### Task objective
Exactly reproduce each of the entries shown below.

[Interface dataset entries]
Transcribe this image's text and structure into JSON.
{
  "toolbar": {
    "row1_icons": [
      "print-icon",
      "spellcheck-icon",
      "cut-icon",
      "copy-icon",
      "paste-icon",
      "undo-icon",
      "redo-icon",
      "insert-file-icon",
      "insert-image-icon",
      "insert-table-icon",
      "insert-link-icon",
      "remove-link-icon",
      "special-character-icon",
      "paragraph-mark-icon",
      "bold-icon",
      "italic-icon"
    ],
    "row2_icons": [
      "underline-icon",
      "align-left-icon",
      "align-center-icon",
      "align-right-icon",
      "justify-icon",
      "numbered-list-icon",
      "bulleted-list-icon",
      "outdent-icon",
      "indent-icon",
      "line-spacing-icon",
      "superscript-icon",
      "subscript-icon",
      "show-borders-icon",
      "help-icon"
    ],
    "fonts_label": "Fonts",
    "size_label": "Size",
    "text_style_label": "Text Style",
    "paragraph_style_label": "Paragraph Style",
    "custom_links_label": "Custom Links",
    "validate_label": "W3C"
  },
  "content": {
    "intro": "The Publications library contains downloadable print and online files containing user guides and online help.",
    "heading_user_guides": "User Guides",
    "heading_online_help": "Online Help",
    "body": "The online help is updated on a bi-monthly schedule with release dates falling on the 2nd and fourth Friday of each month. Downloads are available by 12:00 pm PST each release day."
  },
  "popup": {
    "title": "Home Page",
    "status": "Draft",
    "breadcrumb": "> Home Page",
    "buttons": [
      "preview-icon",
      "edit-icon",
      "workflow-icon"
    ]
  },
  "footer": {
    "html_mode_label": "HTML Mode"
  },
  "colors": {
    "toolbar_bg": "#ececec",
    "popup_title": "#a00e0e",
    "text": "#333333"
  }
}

### Task answer
Transcribe this image's text and structure into JSON.
{
  "toolbar": {
    "row1_icons": [
      "print-icon",
      "spellcheck-icon",
      "cut-icon",
      "copy-icon",
      "paste-icon",
      "undo-icon",
      "redo-icon",
      "insert-file-icon",
      "insert-image-icon",
      "insert-table-icon",
      "insert-link-icon",
      "remove-link-icon",
      "special-character-icon",
      "paragraph-mark-icon",
      "bold-icon",
      "italic-icon"
    ],
    "row2_icons": [
      "underline-icon",
      "align-left-icon",
      "align-center-icon",
      "align-right-icon",
      "justify-icon",
      "numbered-list-icon",
      "bulleted-list-icon",
      "outdent-icon",
      "indent-icon",
      "line-spacing-icon",
      "superscript-icon",
      "subscript-icon",
      "show-borders-icon",
      "help-icon"
    ],
    "fonts_label": "Fonts",
    "size_label": "Size",
    "text_style_label": "Text Style",
    "paragraph_style_label": "Paragraph Style",
    "custom_links_label": "Custom Links",
    "validate_label": "W3C"
  },
  "content": {
    "intro": "The Publications library contains downloadable print and online files containing user guides and online help.",
    "heading_user_guides": "User Guides",
    "heading_online_help": "Online Help",
    "body": "The online help is updated on a bi-monthly schedule with release dates falling on the 2nd and fourth Friday of each month. Downloads are available by 12:00 pm PST each release day."
  },
  "popup": {
    "title": "Home Page",
    "status": "Draft",
    "breadcrumb": "> Home Page",
    "buttons": [
      "preview-icon",
      "edit-icon",
      "workflow-icon"
    ]
  },
  "footer": {
    "html_mode_label": "HTML Mode"
  },
  "colors": {
    "toolbar_bg": "#ececec",
    "popup_title": "#a00e0e",
    "text": "#333333"
  }
}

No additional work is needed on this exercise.